#01 GameObject.Set( GameObject: 14476932: 'Object1', table: 04DAC148 )
#02 Component.Set( ModelRenderer: 31780825, table: 04DAC238 )
#03 ModelRenderer.SetModel( ModelRenderer: 31780825, "UnknowModel" )
[string "Behavior Daneel/Daneel (0)"]:1302: ModelRenderer.SetModel( modelRenderer, modelNameOrAsset ) : Argument 'modelNameOrAsset' : model with name 'UnknowModel' was not found.

When the stack trace is enabled, the location of the error shown in the Runtime Report will always be in the Daneel script, so pay attention to the stack trace and the error message to locate the actual source of the error.

When error reporting is setup via the Daneel.Debug.functionArgumentsInfo table, the functions are added to the stacktrace by default.
You can prevent this by setting an includeInStackTrace property to false in the argument's list :

Daneel.Debug.functionArgumentsInfo["Scene.Append"] = { 
    includeInStackTrace = false,
    { "sceneNameOrAsset", {"string", "Scene"} },

This also works for any behavior functions you set in the functionArgumentsInfo table.

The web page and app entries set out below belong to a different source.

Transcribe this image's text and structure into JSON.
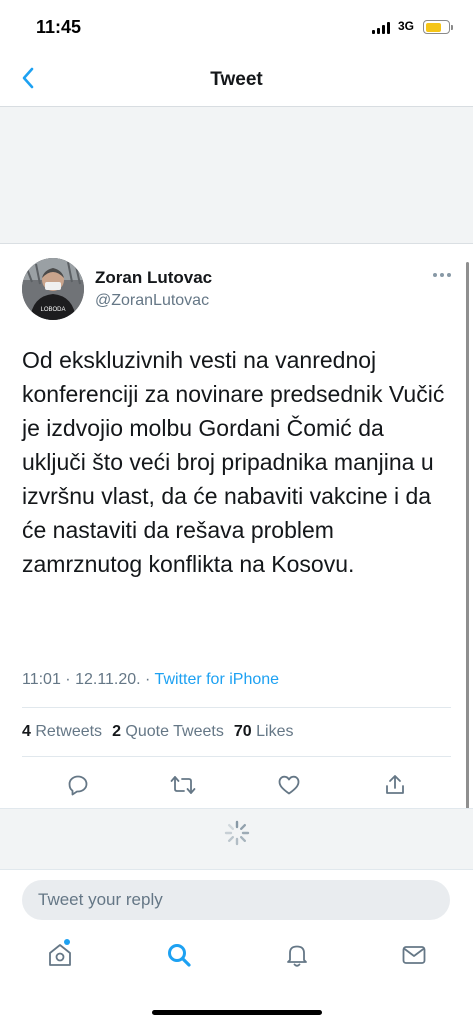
{
  "status_bar": {
    "time": "11:45",
    "network": "3G"
  },
  "nav": {
    "title": "Tweet",
    "back_icon": "chevron-left-icon"
  },
  "tweet": {
    "author_name": "Zoran Lutovac",
    "author_handle": "@ZoranLutovac",
    "avatar_label": "LOBODA",
    "text": "Od ekskluzivnih vesti na vanrednoj konferenciji za novinare predsednik Vučić je izdvojio molbu Gordani Čomić da uključi što veći broj pripadnika manjina u izvršnu vlast, da će nabaviti vakcine i da će nastaviti da rešava problem zamrznutog konflikta na Kosovu.",
    "time": "11:01 · 12.11.20. · ",
    "source": "Twitter for iPhone",
    "stats": {
      "retweets_count": "4",
      "retweets_label": "Retweets",
      "quotes_count": "2",
      "quotes_label": "Quote Tweets",
      "likes_count": "70",
      "likes_label": "Likes"
    }
  },
  "actions": [
    "reply-icon",
    "retweet-icon",
    "like-icon",
    "share-icon"
  ],
  "reply_box": {
    "placeholder": "Tweet your reply"
  },
  "tab_bar": [
    "home-icon",
    "search-icon",
    "notifications-icon",
    "messages-icon"
  ],
  "colors": {
    "accent": "#1da1f2",
    "text": "#14171a",
    "secondary": "#657786",
    "background_gray": "#f2f4f5",
    "battery": "#f5c518"
  }
}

If you want all your functions script's to be easily included in the stack trace, you can just pass the script asset to the Daneel.Debug.RegisterScript(scriptAsset) function at the end of the script.

Note that because of CrafStudio's inner working, the Awake() functions can't be included automatically in the stacktrace.
You can however include it manually in two ways :

With Daneel.Debug.StackTrace.BeginFunction(functionName) and EndFunction(),

function Behavior:Awake()

Or like this (provided that the script has been registered via Daneel.Debug.RegisterScript(scriptAsset)) :

function Behavior:Awake( calledBySelf )
    if calledBySelf ~= true then
        self:Awake( true )


You can also include quickly many functions in the stack trace by passing the object they are nested in to the Daneel.Debug.RegisterObject(object) function.

Data types

The function Daneel.Debug.GetType(value) may returns any of the built-in Lua types or the name of any of the objects introduced by CraftStudio or Daneel : GameObject, ModelRenderer, RaycastHit, ...

GetType() actually returns the name as a string of the provided table's metatable (or the Lua type in every other cases), instead of returning "table".
This automatically works when the metatable is a first-level global variable but it can work for nested objects too as you define them in the objects table in Daneel's or any module's config.

Ie : the function will return "ObjectName" when a table with MyObject as a metatable is provided

function Daneel.UserConfig()
    return {
        debug = { ... },

        objects = {
            ObjectName = MyObject

MyObject = {}

function MyObject.New()
    return setmetatable( {}, MyObject )

local instance = MyObject.New()
Daneel.Debug.GetType( instance ) -- returns "ObjectName"